Ingrid Gjelsten and Derrick 121. Photo by High Desert Sport Photo

Nicole Haunert scored second place, following up her Week 6 FEI win, with My Lady Lavista, owned by Cherokee Show Horses. In third was Jaclyn Duff with Leff Sa.

Gjelsten is enjoying everything DIHP has to offer on her first trip to the venue. She’s competing several top horses, including her top mount VDL Edgar M, across all the levels, from 1.35m up to the FEI division.

“It’s a very nice facility and a very good way to start the year,” she said of her trip to California so far. “It’s so nice to be here. I love all the rings. They’re so nice. They’re big and beautiful.”

Here for several more weeks, she has her eye on the prize with her highly competitive string. “I have two top horses, Edgar and Nevado de Toluca, doing the big classes,” she shared. “Edgar is jumping the [CSI3*] Grand Prix tonight. I have a new one, I Know, that we also bought in January. For the first time were doing the three-star and we got fourth place in the 1.45m yesterday. I’m really happy about all of them.”

Show jumping resumes Sunday with the $32,000 San Marcos Training CSI3* 1.45m Classic and the $5,000 Antares Sellier 1.15m Junior/Amateur Mini Prix.

Kathy Nolan and Just Because Prove Their Partnership in Riata Designs DIHP Adult Equitation Challenge

Kathy Nolan and Just Because in their winning presentation. Photo by High Desert Sport Photo

Kathy Nolan and Just Because know each other through and through, and it was apparent Saturday when they aced the Riata Designs DIHP Adult Equitation Challenge and took the win. It was a competitive group of adult eq riders, but Nolan’s relationship with her 12-year-old Hanoverian gelding prevailed.

“I have had him since he was 2 years old,” she shared about how far back their partnership stems. “His show name is Just Because because everyone kept asking me why I bought a 2-year-old, and I kept saying, ‘just because!’ I thought that was a good show name. We’ve been partners the whole time and he’s just a super good boy.”

The course presented interesting lines and challenges that tested the riders, demanding accuracy and adjustability. Nolan answered all questions asked and was awarded the win. Nolan has excellent support at shows to guide her through classes like these, but at home she’s a bit on her own.

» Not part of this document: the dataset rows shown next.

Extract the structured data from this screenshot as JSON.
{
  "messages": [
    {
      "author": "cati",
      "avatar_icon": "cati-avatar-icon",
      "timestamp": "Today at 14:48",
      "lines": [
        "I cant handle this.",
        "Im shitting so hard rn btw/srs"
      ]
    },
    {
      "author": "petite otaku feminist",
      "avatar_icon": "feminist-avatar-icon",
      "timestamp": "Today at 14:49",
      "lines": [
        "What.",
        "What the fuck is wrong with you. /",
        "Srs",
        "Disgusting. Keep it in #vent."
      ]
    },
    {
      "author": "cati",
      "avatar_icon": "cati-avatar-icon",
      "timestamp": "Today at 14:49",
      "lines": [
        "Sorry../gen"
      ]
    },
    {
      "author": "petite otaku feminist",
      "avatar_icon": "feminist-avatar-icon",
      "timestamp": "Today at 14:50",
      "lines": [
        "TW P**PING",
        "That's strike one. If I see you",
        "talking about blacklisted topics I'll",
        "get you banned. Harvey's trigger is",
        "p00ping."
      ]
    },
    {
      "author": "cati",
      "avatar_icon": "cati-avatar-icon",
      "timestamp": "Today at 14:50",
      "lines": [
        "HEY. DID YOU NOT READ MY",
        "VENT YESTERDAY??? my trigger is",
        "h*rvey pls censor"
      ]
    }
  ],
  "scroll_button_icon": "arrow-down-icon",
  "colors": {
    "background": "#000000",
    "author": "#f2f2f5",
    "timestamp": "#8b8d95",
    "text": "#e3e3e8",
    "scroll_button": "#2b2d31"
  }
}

“It’s been amazing because I like to develop the young ones,” she said of why her relationship with Just Because is so special. “I’ve done all of it myself from the beginning. I just meet my trainers at the horse shows and I do all my homework myself. We’re a good match because we trust each other.”

Kathy Nolan and Just Because. Photo by High Desert Sport Photo

The duo dabbles in the hunters and the equitation, depending on the week, but lately the emphasis has been on the equitation. Nolan appreciates having the horse that can step into either ring and keep things fresh and interesting for such a long-term partnership.

“I used to do a lot of equitation when I was younger, so for him I do the [Amater-Owner] Hunters on him and the equitation medals I’ll pick and choose. These last few weeks I’ve been focusing on the eq and the medals and probably in the near future I’ll do some of the A-Os again too. He’s versatile.”

Hailing from Santa Cruz, CA, Nolan is a little far from home, but DIHP still feels like home to her because of the quality of the venue and the people she surrounds herself with.

“It’s so beautiful down here,” she said of the desert. “The weather is amazing and the facility is amazing. You just can’t beat it. The rings, the ribbons, and the people are great. You’re going to where all your friends are so it’s very social in that way. It’s just a lovely venue.”

Equitation concludes Sunday of Desert Circuit 7 with the NHS Hamel Foundation Medal, the CPHA Foundation Equitation Medal, and the CPHA Hunter Seat Medal.